> EXERCISE GOAL: Where does the string "Networks" appear in the records? Copy each line that holds it.

> MATERIAL SHOWN:
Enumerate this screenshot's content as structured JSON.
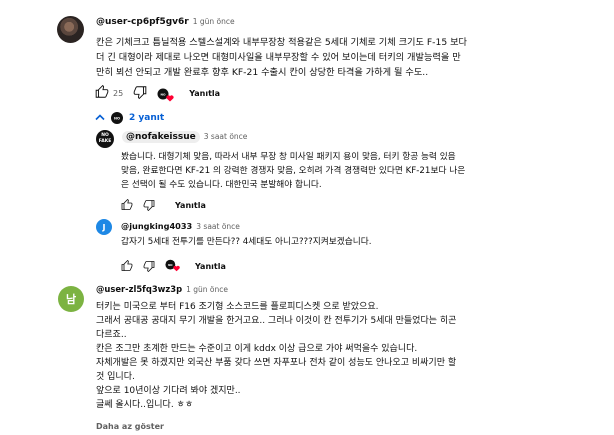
{
  "comments": [
    {
      "author": "@user-cp6pf5gv6r",
      "time": "1 gün önce",
      "lines": [
        "칸은 기체크고 틈닐적용 스텔스설계와 내부무장창 적용같은 5세대 기체로 기체 크기도 F-15 보다",
        "더 긴 대형이라 제대로 나오면 대형미사일을 내부무장할 수 있어 보이는데 터키의 개발능력을 만",
        "만히 뵈선 안되고 개발 완료후 향후 KF-21 수출시 칸이 상당한 타격을 가하게 될 수도.."
      ],
      "likes": "25",
      "reply_label": "Yanıtla"
    }
  ],
  "replies_toggle": "2 yanıt",
  "replies": [
    {
      "author": "@nofakeissue",
      "avatar_text": "NO FAKE ISS",
      "time": "3 saat önce",
      "lines": [
        "봤습니다. 대형기체 맞음, 따라서 내부 무장 창 미사일 패키지 용이 맞음, 터키 항공 능력 있음",
        "맞음, 완료한다면 KF-21 의 강력한 경쟁자 맞음, 오히려 가격 경쟁력만 있다면 KF-21보다 나은",
        "은 선택이 될 수도 있습니다. 대한민국 분발해야 합니다."
      ],
      "reply_label": "Yanıtla"
    },
    {
      "author": "@jungking4033",
      "avatar_letter": "J",
      "time": "3 saat önce",
      "lines": [
        "갑자기 5세대 전투기를 만든다?? 4세대도 아니고???지켜보겠습니다."
      ],
      "reply_label": "Yanıtla"
    }
  ],
  "comment2": {
    "author": "@user-zl5fq3wz3p",
    "avatar_letter": "남",
    "time": "1 gün önce",
    "lines": [
      "터키는 미국으로 부터 F16 조기형 소스코드를 플로피디스켓 으로 받았으요.",
      "그래서 공대공 공대지 무기 개발을 한거고요.. 그러나 이것이 칸 전투기가 5세대 만들었다는 히곤",
      "다르죠..",
      "칸은 조그만 초계한 만드는 수준이고 이게 kddx 이상 급으로 가야 써먹을수 있습니다.",
      "자체개발은 못 하겠지만 외국산 부품 갖다 쓰면 자푸포나 전차 같이 성능도 안나오고 비싸기만 할",
      "것 입니다.",
      "앞으로 10년이상 기다려 봐야 겠지만..",
      "글쎄 올시다..입니다. ㅎㅎ"
    ],
    "more": "Daha az göster"
  },
  "colors": {
    "link_blue": "#065fd4",
    "heart_red": "#ff0033",
    "avatar_green": "#7cb342",
    "avatar_blue": "#1e88e5",
    "muted": "#606060"
  },
  "icons": [
    "thumb-up-icon",
    "thumb-down-icon",
    "creator-heart-icon",
    "chevron-up-icon"
  ]
}
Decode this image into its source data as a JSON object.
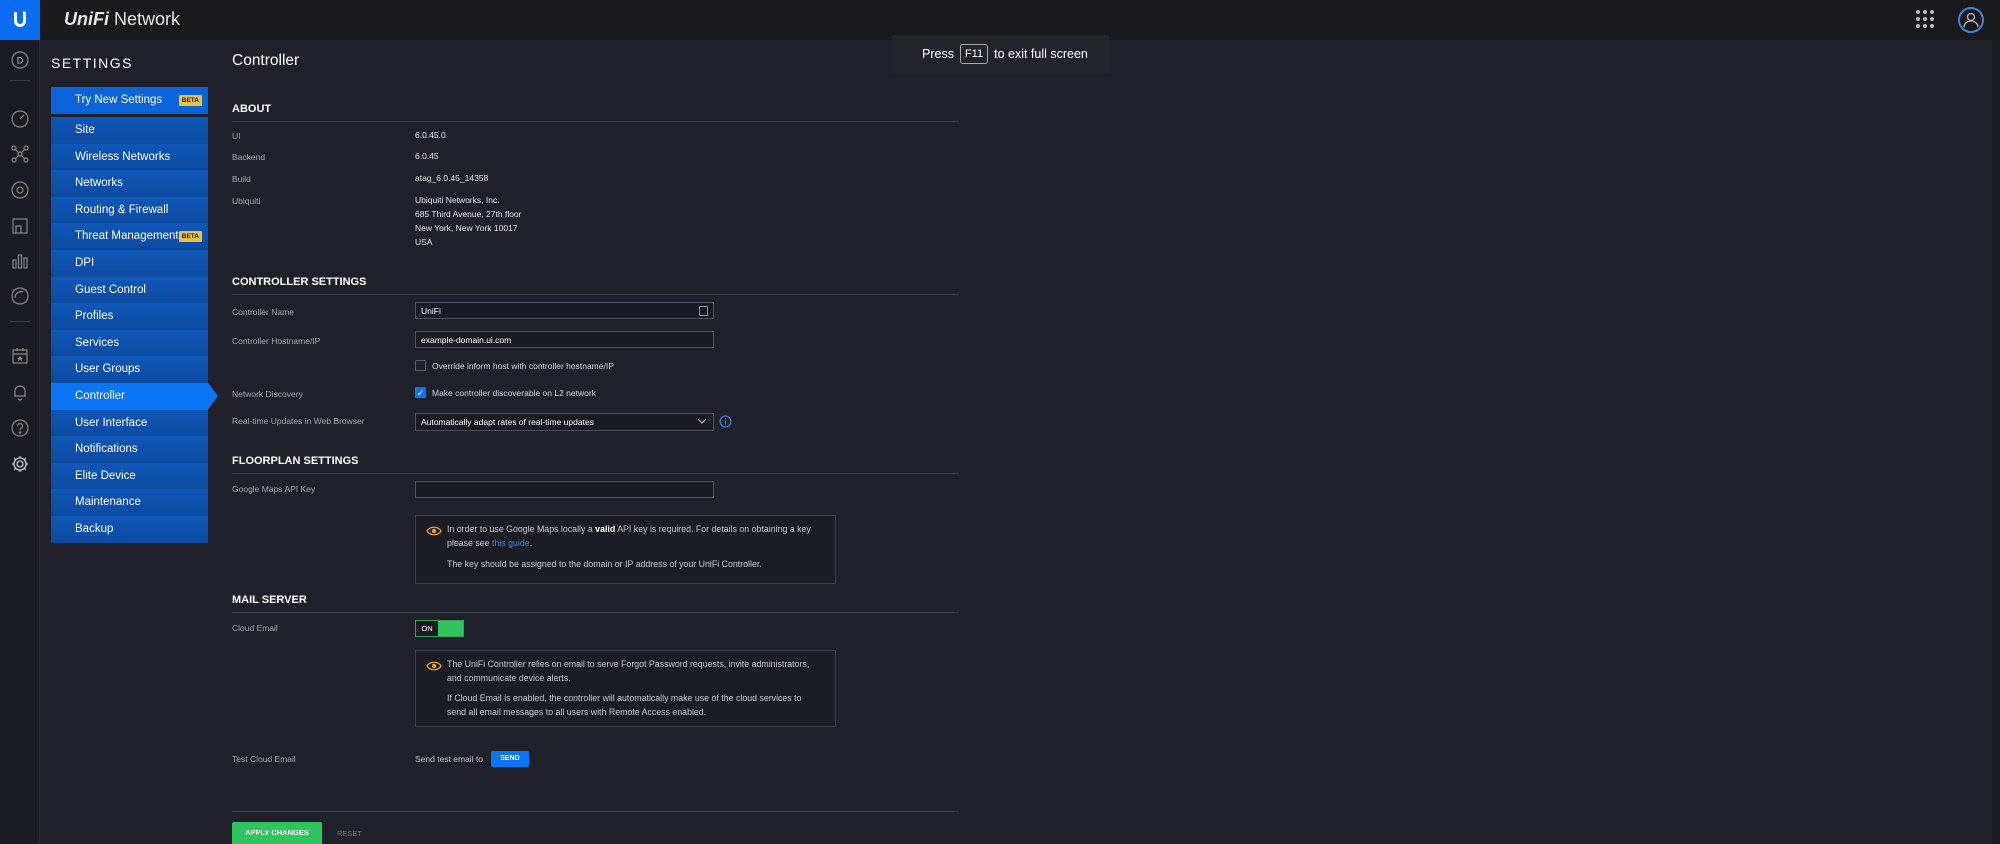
{
  "app": {
    "brand_logo": "UniFi",
    "brand_name": "Network"
  },
  "fullscreen_banner": {
    "press": "Press",
    "key": "F11",
    "rest": "to exit full screen"
  },
  "iconbar": {
    "device_badge": "D"
  },
  "settings": {
    "title": "SETTINGS",
    "items": [
      {
        "label": "Try New Settings",
        "badge": "BETA"
      },
      {
        "label": "Site"
      },
      {
        "label": "Wireless Networks"
      },
      {
        "label": "Networks"
      },
      {
        "label": "Routing & Firewall"
      },
      {
        "label": "Threat Management",
        "badge": "BETA"
      },
      {
        "label": "DPI"
      },
      {
        "label": "Guest Control"
      },
      {
        "label": "Profiles"
      },
      {
        "label": "Services"
      },
      {
        "label": "User Groups"
      },
      {
        "label": "Controller",
        "active": true
      },
      {
        "label": "User Interface"
      },
      {
        "label": "Notifications"
      },
      {
        "label": "Elite Device"
      },
      {
        "label": "Maintenance"
      },
      {
        "label": "Backup"
      }
    ]
  },
  "page": {
    "title": "Controller"
  },
  "about": {
    "heading": "ABOUT",
    "ui_label": "UI",
    "ui_value": "6.0.45.0",
    "backend_label": "Backend",
    "backend_value": "6.0.45",
    "build_label": "Build",
    "build_value": "atag_6.0.45_14358",
    "ubiquiti_label": "Ubiquiti",
    "address": [
      "Ubiquiti Networks, Inc.",
      "685 Third Avenue, 27th floor",
      "New York, New York 10017",
      "USA"
    ]
  },
  "controller_settings": {
    "heading": "CONTROLLER SETTINGS",
    "name_label": "Controller Name",
    "name_value": "UniFi",
    "hostname_label": "Controller Hostname/IP",
    "hostname_value": "example-domain.ui.com",
    "override_label": "Override inform host with controller hostname/IP",
    "override_checked": false,
    "discovery_label": "Network Discovery",
    "discovery_check_label": "Make controller discoverable on L2 network",
    "discovery_checked": true,
    "realtime_label": "Real-time Updates in Web Browser",
    "realtime_value": "Automatically adapt rates of real-time updates"
  },
  "floorplan": {
    "heading": "FLOORPLAN SETTINGS",
    "maps_label": "Google Maps API Key",
    "maps_value": "",
    "info_pre": "In order to use Google Maps locally a",
    "info_bold": "valid",
    "info_mid": "API key is required. For details on obtaining a key",
    "info_line2_pre": "please see",
    "info_link": "this guide",
    "info_line2_post": ".",
    "info_p2": "The key should be assigned to the domain or IP address of your UniFi Controller."
  },
  "mail_server": {
    "heading": "MAIL SERVER",
    "cloud_label": "Cloud Email",
    "toggle_label": "ON",
    "info_p1_l1": "The UniFi Controller relies on email to serve Forgot Password requests, invite administrators,",
    "info_p1_l2": "and communicate device alerts.",
    "info_p2_l1": "If Cloud Email is enabled, the controller will automatically make use of the cloud services to",
    "info_p2_l2": "send all email messages to all users with Remote Access enabled.",
    "test_label": "Test Cloud Email",
    "send_text": "Send test email to",
    "send_button": "SEND"
  },
  "actions": {
    "apply": "APPLY CHANGES",
    "reset": "RESET"
  },
  "colors": {
    "accent": "#0a75f5",
    "success": "#2fc45e",
    "beta": "#e8c04a",
    "info_icon": "#e8a33a"
  }
}
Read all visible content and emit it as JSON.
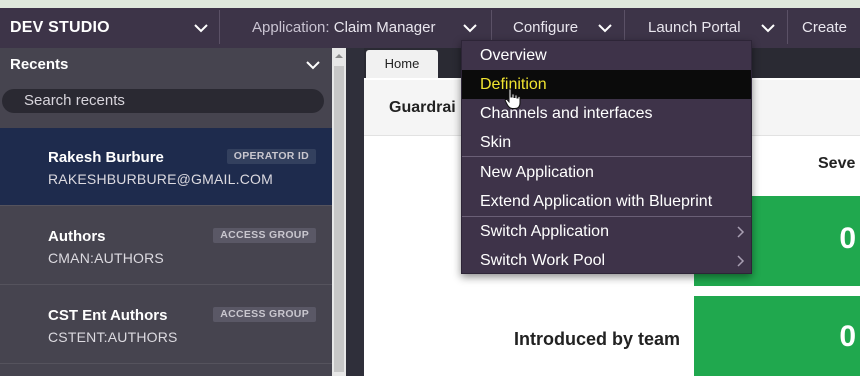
{
  "header": {
    "brand": "DEV STUDIO",
    "application_label": "Application:",
    "application_value": "Claim Manager",
    "configure": "Configure",
    "launch_portal": "Launch Portal",
    "create": "Create"
  },
  "recents": {
    "title": "Recents",
    "search_placeholder": "Search recents",
    "items": [
      {
        "name": "Rakesh Burbure",
        "sub": "RAKESHBURBURE@GMAIL.COM",
        "badge": "OPERATOR ID"
      },
      {
        "name": "Authors",
        "sub": "CMAN:AUTHORS",
        "badge": "ACCESS GROUP"
      },
      {
        "name": "CST Ent Authors",
        "sub": "CSTENT:AUTHORS",
        "badge": "ACCESS GROUP"
      }
    ]
  },
  "main": {
    "tab": "Home",
    "guardrail_title": "Guardrai",
    "severity_header": "Seve",
    "green_value_1": "0",
    "green_value_2": "0",
    "introduced_label": "Introduced by team"
  },
  "menu": {
    "items": [
      {
        "label": "Overview"
      },
      {
        "label": "Definition"
      },
      {
        "label": "Channels and interfaces"
      },
      {
        "label": "Skin"
      },
      {
        "label": "New Application"
      },
      {
        "label": "Extend Application with Blueprint"
      },
      {
        "label": "Switch Application"
      },
      {
        "label": "Switch Work Pool"
      }
    ]
  },
  "colors": {
    "header_bg": "#3d3448",
    "menu_bg": "#3e3349",
    "menu_active_text": "#f0e430",
    "selected_item_bg": "#1e2b4d",
    "success_green": "#20a84e"
  },
  "icons": [
    "chevron-down-icon",
    "chevron-right-icon",
    "scroll-up-arrow-icon",
    "hand-pointer-cursor-icon"
  ]
}
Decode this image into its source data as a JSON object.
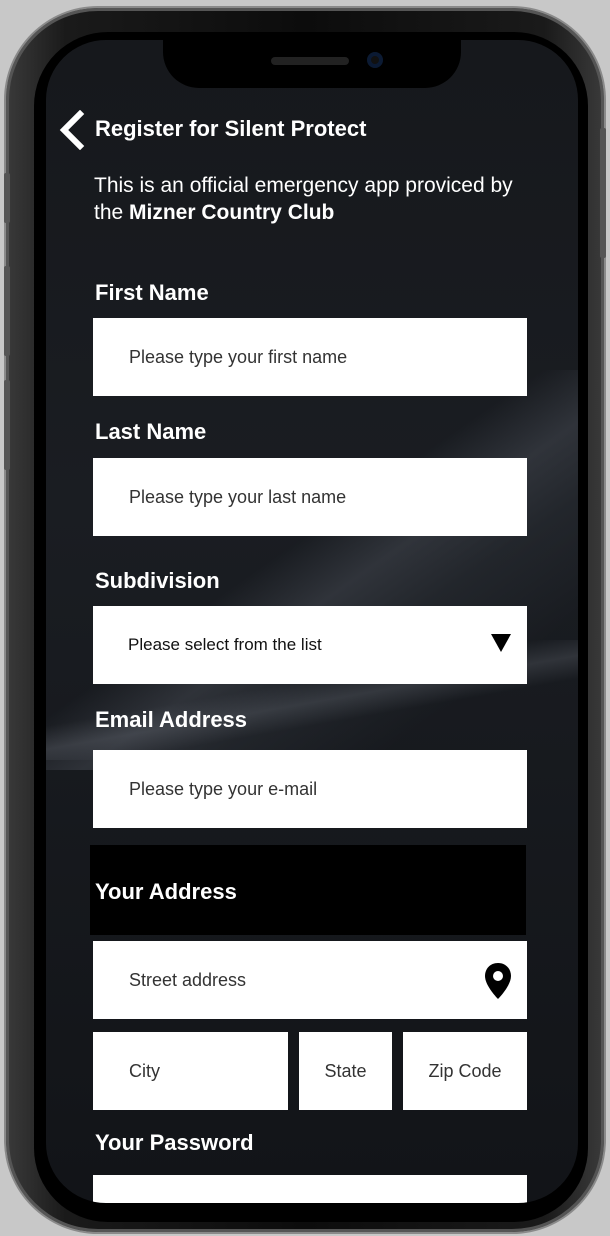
{
  "header": {
    "back_icon": "chevron-left-icon",
    "title": "Register for Silent Protect"
  },
  "intro": {
    "text": "This is an official emergency app proviced by the ",
    "club": "Mizner Country Club"
  },
  "form": {
    "first_name": {
      "label": "First Name",
      "placeholder": "Please type your first name"
    },
    "last_name": {
      "label": "Last Name",
      "placeholder": "Please type your last name"
    },
    "subdivision": {
      "label": "Subdivision",
      "placeholder": "Please select from the list"
    },
    "email": {
      "label": "Email Address",
      "placeholder": "Please type your e-mail"
    },
    "address": {
      "label": "Your Address",
      "street": "Street address",
      "city": "City",
      "state": "State",
      "zip": "Zip Code"
    },
    "password": {
      "label": "Your Password"
    }
  }
}
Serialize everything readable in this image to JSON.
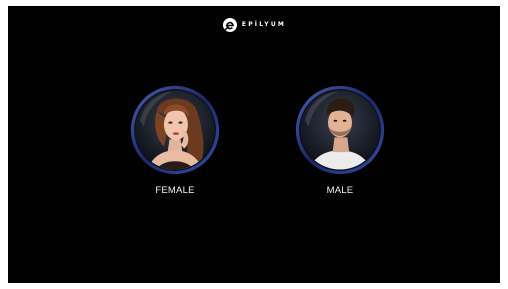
{
  "brand": {
    "name": "EPİLYUM",
    "logo_icon": "epilyum-e-logo-icon"
  },
  "gender_options": [
    {
      "label": "FEMALE",
      "icon": "female-portrait-icon"
    },
    {
      "label": "MALE",
      "icon": "male-portrait-icon"
    }
  ],
  "colors": {
    "background": "#000000",
    "ring_accent": "#2b3f8f",
    "text": "#ffffff"
  }
}
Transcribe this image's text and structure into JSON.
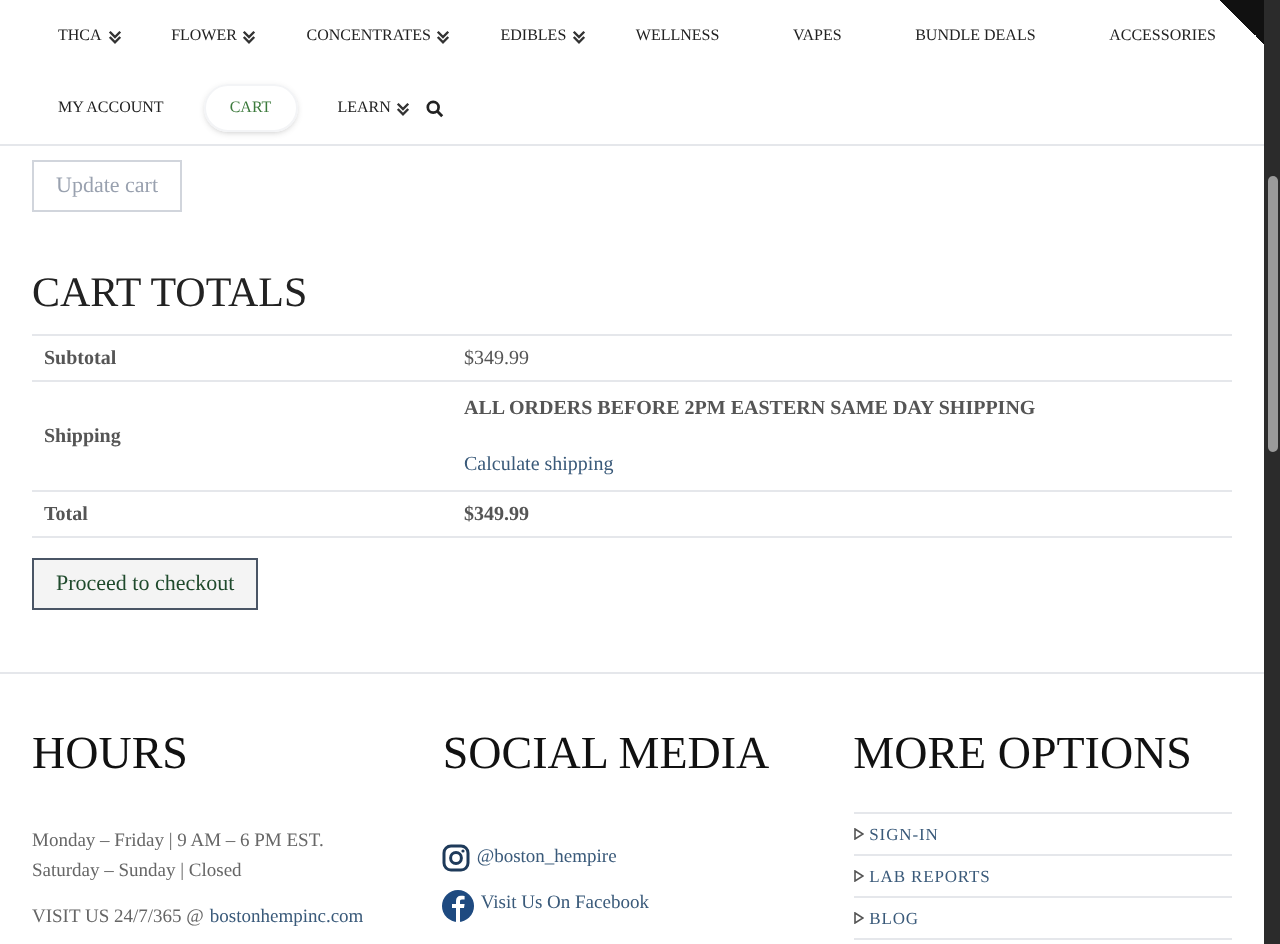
{
  "nav": [
    {
      "label": "THCA",
      "dropdown": true,
      "selected": false
    },
    {
      "label": "FLOWER",
      "dropdown": true,
      "selected": false
    },
    {
      "label": "CONCENTRATES",
      "dropdown": true,
      "selected": false
    },
    {
      "label": "EDIBLES",
      "dropdown": true,
      "selected": false
    },
    {
      "label": "WELLNESS",
      "dropdown": false,
      "selected": false
    },
    {
      "label": "VAPES",
      "dropdown": false,
      "selected": false
    },
    {
      "label": "BUNDLE DEALS",
      "dropdown": false,
      "selected": false
    },
    {
      "label": "ACCESSORIES",
      "dropdown": false,
      "selected": false
    },
    {
      "label": "MY ACCOUNT",
      "dropdown": false,
      "selected": false
    },
    {
      "label": "CART",
      "dropdown": false,
      "selected": true
    },
    {
      "label": "LEARN",
      "dropdown": true,
      "selected": false
    }
  ],
  "update_button": {
    "label": "Update cart",
    "disabled": true
  },
  "cart_totals": {
    "title": "CART TOTALS",
    "rows": [
      {
        "kind": "plain",
        "label": "Subtotal",
        "value": "$349.99"
      },
      {
        "kind": "shipping",
        "label": "Shipping",
        "value": "ALL ORDERS BEFORE 2PM EASTERN SAME DAY SHIPPING",
        "link": "Calculate shipping"
      },
      {
        "kind": "total",
        "label": "Total",
        "value": "$349.99"
      }
    ],
    "checkout_button": "Proceed to checkout"
  },
  "footer": {
    "hours": {
      "title": "HOURS",
      "lines": [
        "Monday – Friday | 9 AM – 6 PM EST.",
        "Saturday – Sunday | Closed"
      ],
      "visit_text": "VISIT US 24/7/365 @",
      "visit_link": "bostonhempinc.com"
    },
    "social": {
      "title": "SOCIAL MEDIA",
      "links": [
        {
          "kind": "instagram",
          "label": "@boston_hempire"
        },
        {
          "kind": "facebook",
          "label": "Visit Us On Facebook"
        }
      ]
    },
    "more": {
      "title": "MORE OPTIONS",
      "links": [
        "SIGN-IN",
        "LAB REPORTS",
        "BLOG"
      ]
    }
  }
}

> OUTPUT OF THE TASK:
        "label": "Wireless Networks"
        "label": "Networks"
      "Ubiquiti Networks, Inc.",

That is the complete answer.